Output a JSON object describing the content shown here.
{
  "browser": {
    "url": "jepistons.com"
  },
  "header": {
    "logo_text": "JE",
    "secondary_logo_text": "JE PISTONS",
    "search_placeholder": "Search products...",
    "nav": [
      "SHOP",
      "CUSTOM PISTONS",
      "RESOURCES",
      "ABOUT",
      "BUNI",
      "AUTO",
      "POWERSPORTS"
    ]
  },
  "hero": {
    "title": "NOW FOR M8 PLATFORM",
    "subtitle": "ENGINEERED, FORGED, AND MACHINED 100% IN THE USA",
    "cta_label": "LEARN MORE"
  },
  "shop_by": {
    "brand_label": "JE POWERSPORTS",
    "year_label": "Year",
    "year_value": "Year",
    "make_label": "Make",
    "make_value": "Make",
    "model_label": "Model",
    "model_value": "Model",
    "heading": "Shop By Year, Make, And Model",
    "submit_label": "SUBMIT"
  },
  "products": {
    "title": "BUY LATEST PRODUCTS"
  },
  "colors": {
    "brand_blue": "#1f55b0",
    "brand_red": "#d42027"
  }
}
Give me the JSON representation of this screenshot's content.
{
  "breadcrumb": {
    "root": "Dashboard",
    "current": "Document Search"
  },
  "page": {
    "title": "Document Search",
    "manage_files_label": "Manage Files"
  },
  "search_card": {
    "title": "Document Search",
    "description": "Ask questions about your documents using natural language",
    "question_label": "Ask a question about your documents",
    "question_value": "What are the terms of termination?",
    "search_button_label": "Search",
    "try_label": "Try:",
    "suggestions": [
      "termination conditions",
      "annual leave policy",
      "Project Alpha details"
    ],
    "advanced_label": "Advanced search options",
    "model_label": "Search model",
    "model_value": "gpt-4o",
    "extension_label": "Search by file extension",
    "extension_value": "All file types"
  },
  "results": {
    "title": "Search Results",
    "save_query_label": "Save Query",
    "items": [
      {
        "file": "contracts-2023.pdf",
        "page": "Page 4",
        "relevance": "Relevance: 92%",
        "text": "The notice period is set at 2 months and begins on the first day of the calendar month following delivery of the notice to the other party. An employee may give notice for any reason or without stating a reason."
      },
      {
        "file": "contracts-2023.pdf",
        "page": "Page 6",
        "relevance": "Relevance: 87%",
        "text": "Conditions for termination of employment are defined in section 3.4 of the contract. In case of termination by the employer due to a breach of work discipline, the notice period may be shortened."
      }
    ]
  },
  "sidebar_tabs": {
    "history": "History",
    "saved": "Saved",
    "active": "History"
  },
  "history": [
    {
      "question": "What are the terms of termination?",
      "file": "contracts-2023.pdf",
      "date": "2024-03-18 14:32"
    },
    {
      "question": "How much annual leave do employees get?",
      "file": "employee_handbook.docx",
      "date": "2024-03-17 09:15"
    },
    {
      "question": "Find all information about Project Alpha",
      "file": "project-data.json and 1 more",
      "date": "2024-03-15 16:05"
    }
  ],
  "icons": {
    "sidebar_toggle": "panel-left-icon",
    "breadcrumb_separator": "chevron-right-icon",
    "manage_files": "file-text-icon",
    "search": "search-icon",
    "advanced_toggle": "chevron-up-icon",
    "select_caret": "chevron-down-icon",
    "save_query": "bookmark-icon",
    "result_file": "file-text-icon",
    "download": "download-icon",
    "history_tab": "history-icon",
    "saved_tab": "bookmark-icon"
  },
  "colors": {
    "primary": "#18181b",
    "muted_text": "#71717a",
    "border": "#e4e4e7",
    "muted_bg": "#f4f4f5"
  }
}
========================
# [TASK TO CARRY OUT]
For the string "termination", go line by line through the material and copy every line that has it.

# [SOLUTION]
    "question_value": "What are the terms of termination?",
      "termination conditions",
        "text": "Conditions for termination of employment are defined in section 3.4 of the contract. In case of termination by the employer due to a breach of work discipline, the notice period may be shortened."
      "question": "What are the terms of termination?",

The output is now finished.